Friday, March 13, 2020

22. The Wooden Horse by Eric Williams

Compare this to some of the covers below
I was led to understand that this was a real classic WWII POW escape book.  It's weird to me that it took me so long to find it and when I did (at Dark Carnival, of course) it was in a new large format reprint of not great quality.  The printing looked smudged and the cover was not of great quality.  Still, I appreciate Skyhorse Publishing for having reprinted it.  Seems a shame that a book like this would not still be on the shelves in most bookstores.

[Ah, just realized I had already read another book by Eric Williams, Dragoman and it led me to look for The Wooden Horse.]

It is written as fiction in third person, but is basically true.  The author and two others did actually escape from a POW camp by building a tunnel underneath a camp-made vaulting horse.  In the introduction, which I read after I completed the book, he explains how when he first published it right after the war, much of the info fell under the official secrets act, so he had to embellish it and change lots of details.  He since rewrote it several times until this 1978 edition which he says is mostly fact.

It is a really tense book.  The first half is all about them digging the tunnel.  I am kind of claustrophobic.  I don't know if I were in their situation, maybe I would be desperate enough to squeeze into a 100-metre tunnel of sand that was barely wider than my own body, with oxygen constantly running out, the walls and ceiling crumbling, sand everywhere.  I actually had to keep putting it down because it was stressing me out too much to read.

Later, when their tunnel succeeds and they are on the run in Germany, it is also extremely tense, but in a different way.  Posing as French foreign workers, neither of them speak German.  They have forged papers, limited maps and outdated railroad schedules.  They don't know how to act.  And they can trust nobody.  It's nerve-wracking.  Also, really interesting to see war-time Germany from the inside through the eyes of outsiders.

It's a great book and I am glad I read it on the day that schools were announced to be closed for two weeks and people are making runs on toilet paper in the supermarket to combat Covid-19.  The privations of the POW camp (which you read in his intro were actually much worse for their guards thanks to the Red Cross packages the prisoners received) put into perspective the anxiety about not being able to wipe your ass with 2-ply quilted Charmin.

1 comment:

Budwhite said...

Thanks for the excellent blog.
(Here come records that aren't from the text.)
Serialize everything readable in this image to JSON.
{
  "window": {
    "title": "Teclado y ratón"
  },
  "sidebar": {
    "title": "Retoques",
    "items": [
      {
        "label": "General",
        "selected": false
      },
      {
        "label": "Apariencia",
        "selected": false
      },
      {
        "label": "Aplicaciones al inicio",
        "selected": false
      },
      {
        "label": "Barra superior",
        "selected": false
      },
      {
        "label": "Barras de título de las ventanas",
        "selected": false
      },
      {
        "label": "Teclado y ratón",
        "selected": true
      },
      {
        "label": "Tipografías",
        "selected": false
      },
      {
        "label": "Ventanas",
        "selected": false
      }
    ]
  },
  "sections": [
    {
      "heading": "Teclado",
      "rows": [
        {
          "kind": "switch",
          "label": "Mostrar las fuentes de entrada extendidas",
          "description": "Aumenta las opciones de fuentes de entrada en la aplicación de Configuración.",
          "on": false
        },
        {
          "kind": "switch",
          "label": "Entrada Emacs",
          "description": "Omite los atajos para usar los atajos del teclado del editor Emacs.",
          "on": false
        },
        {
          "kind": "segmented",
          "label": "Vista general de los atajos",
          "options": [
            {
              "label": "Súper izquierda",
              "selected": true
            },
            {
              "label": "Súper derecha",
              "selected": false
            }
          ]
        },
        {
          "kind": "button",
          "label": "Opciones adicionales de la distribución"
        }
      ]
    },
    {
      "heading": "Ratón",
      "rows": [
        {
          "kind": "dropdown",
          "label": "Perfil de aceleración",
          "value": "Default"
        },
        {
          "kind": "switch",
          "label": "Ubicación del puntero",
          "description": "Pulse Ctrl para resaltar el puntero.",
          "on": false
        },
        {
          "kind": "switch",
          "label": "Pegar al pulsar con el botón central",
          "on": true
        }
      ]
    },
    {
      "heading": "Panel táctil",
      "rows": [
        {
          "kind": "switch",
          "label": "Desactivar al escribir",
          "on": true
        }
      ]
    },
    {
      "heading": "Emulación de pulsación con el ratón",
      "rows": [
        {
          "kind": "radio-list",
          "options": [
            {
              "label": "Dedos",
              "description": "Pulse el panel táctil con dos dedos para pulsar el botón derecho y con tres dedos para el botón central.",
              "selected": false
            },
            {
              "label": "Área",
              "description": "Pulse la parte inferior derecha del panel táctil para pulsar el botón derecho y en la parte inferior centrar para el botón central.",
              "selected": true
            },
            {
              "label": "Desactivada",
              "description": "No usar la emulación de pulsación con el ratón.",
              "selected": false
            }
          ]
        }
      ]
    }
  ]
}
The wooden horse got a movie adaptation (1950) by Jack Lee (not Jack Lee Thompson). Good movie.